Utilizing The same Example
A number of people have asked me to explain the idea of cross-knotting (cross-ventilation / 2-approach knotting). The most common knot utilized in traditional wig-making (besides in the Chinese language factories) is the one, or flat, knot. When used correctly, the only knot offers the most pure appearance, especially if the hairs are knotted one-at-a-time.
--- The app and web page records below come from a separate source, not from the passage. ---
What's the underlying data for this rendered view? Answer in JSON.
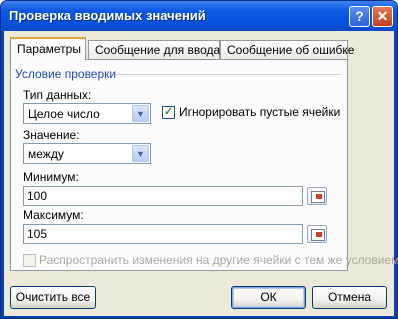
{
  "window": {
    "title": "Проверка вводимых значений",
    "help_glyph": "?",
    "close_glyph": "✕"
  },
  "tabs": [
    {
      "label": "Параметры",
      "active": true
    },
    {
      "label": "Сообщение для ввода",
      "active": false
    },
    {
      "label": "Сообщение об ошибке",
      "active": false
    }
  ],
  "condition": {
    "group_label": "Условие проверки",
    "data_type_label": "Тип данных:",
    "data_type_value": "Целое число",
    "ignore_blank_label": "Игнорировать пустые ячейки",
    "ignore_blank_checked": true,
    "value_label": "Значение:",
    "value_value": "между",
    "min_label": "Минимум:",
    "min_value": "100",
    "max_label": "Максимум:",
    "max_value": "105"
  },
  "apply_all": {
    "label": "Распространить изменения на другие ячейки с тем же условием",
    "checked": false,
    "enabled": false
  },
  "buttons": {
    "clear_all": "Очистить все",
    "ok": "ОК",
    "cancel": "Отмена"
  },
  "icons": {
    "dropdown": "chevron-down-icon",
    "range_select": "range-select-icon",
    "check": "checkmark-icon"
  },
  "colors": {
    "title_bar": "#0651db",
    "client_bg": "#ece9d8",
    "group_label": "#1a48b8",
    "active_tab_accent": "#e6a235"
  }
}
However, single knots can are inclined to lie quite flat, with out much quantity. To fight this, the wig factories use cut up knots. These add a variety of volume to the hair, but for my part they appear horrible! Also, I consider that break up knots shed way more easily than single knots, which is why factories often resort to using double cut up knots in all places except the hairline. This just makes for an ugly end end result, as far as I’m concerned, and the explanation why a whole lot of the manufacturing facility wigs still look ‘wiggy’ and fake.
Cross-knotting permits the use of single knots, however adds quantity to the hair. It additionally adds a more freestyle direction to the knotting so that it is not set so much in a single course.
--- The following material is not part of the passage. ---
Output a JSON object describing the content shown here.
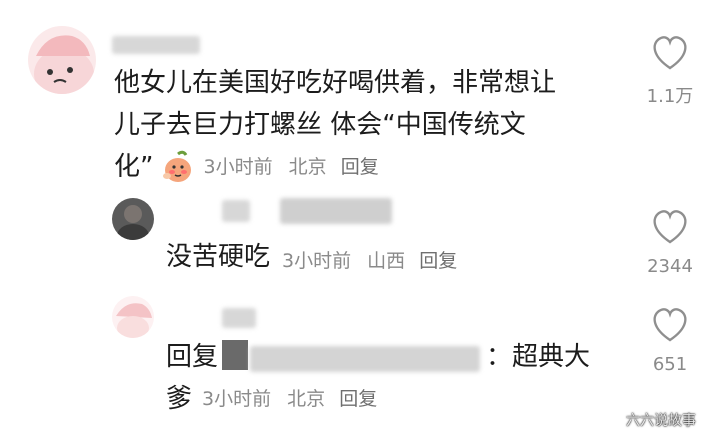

The idea is that every second row of hair is knotted in an alternating route. The perfect solution to get the idea is to see it illustrated, so this is a diagram exhibiting the very primary idea:
Cross-knotting / 2-method knotting
In this instance, we would like the overall route of the hair coming ahead from the crown, in the direction of the hairline. So every row is knotted at slight, alternating angles to the ultimate path of the hair.
So as to add much more quantity and carry to egg for the hair the hair, a way referred to as REVERSE cross knotting is used, through which the hair route is knotted in the precise reverse route from the final route you require. Utilizing the identical instance, once more with the ultimate hair direction being forward from the crown towards the hairline, it is actually knotted backwards at alternating angles.